The interior layout, fit and finish
Drivers of all shapes and sizes are well catered for in terms of head and leg room, and there’s full electric seat adjustment with a memory recall function, as well as adjustable lumbar support to help with back comfort on longer journeys. The large centre armrest is also a real boon.
The driving position is typical SUV, and is set high up to give you a commanding view over the road ahead, this being helped by windscreen pillars that aren’t so thick that your vision is badly affected at roundabouts. The rear screen is wide and deep, too, but while the rearmost side windows give you a clue towards what’s over your shoulders, there’s still a thick rear pillar on each side of the rear screen that obscures potential hazards when reversing. Fortunately, the Across comes with enough aids to ease the task of parking in tight spots; front and rear parking sensors are standard, as is a rear-view camera. Another welcome feature is the Across’ bright LED headlights.

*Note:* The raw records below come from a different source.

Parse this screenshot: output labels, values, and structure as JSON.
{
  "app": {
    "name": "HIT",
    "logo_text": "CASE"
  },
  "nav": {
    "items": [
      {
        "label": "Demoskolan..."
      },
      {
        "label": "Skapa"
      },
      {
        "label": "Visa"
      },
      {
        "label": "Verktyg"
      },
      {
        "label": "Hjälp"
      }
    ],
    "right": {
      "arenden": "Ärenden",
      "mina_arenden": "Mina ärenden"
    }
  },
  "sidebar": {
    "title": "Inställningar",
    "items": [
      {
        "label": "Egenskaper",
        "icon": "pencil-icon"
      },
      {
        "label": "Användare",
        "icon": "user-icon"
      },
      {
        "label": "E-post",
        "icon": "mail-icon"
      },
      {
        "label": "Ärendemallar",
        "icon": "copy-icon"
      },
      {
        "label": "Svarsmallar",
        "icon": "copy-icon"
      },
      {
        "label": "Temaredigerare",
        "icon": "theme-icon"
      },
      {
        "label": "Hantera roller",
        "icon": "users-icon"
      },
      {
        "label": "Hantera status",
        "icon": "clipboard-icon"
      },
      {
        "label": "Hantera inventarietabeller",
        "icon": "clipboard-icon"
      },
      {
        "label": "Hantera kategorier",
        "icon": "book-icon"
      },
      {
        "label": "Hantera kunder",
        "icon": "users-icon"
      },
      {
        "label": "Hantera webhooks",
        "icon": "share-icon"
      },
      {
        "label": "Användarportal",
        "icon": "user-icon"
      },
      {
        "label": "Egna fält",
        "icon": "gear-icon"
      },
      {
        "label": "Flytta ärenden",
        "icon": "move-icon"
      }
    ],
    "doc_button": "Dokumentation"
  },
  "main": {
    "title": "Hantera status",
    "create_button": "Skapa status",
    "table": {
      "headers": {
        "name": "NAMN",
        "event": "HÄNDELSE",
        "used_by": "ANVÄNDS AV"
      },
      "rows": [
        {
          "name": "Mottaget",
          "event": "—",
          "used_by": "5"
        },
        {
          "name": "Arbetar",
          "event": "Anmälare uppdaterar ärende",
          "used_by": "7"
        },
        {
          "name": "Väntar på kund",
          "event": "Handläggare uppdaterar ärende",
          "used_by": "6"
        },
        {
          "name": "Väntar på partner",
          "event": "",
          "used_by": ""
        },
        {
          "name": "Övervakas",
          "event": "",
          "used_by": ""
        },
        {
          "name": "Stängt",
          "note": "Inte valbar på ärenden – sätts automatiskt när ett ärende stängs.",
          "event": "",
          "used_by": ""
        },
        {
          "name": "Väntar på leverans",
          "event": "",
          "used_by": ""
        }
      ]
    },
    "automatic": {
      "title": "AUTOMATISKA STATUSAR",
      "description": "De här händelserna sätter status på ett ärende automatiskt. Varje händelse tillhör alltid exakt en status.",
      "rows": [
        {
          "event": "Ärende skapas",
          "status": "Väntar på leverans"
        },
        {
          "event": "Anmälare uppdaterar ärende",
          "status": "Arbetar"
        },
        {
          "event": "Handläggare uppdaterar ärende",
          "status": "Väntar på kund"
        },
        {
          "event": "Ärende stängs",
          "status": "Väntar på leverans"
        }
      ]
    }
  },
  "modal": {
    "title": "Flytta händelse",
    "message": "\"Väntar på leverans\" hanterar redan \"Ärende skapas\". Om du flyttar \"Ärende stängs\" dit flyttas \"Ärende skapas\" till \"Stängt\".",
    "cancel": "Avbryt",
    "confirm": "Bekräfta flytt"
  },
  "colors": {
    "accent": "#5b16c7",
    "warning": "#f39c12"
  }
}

Most of the materials on the upper surfaces look smart and feel relatively plush. As such, the Across feels more upmarket inside than the rival Honda CR-V, which is tarnished by a greater amount of hard, shiny plastic and obviously fake wood trims. The chunky switches on the dashboard have a slick action, and the rubberised finish of the air conditioning controls add to the car’s rugged SUV appeal. If you’re searching for the visually spectacular, though, the plug-in hybrid Peugeot 3008’s striking interior makes the Across’ appear a mite staid. The Mazda CX-5 is also classier inside and feels more solid, too, as does the Land Rover Discovery Sport.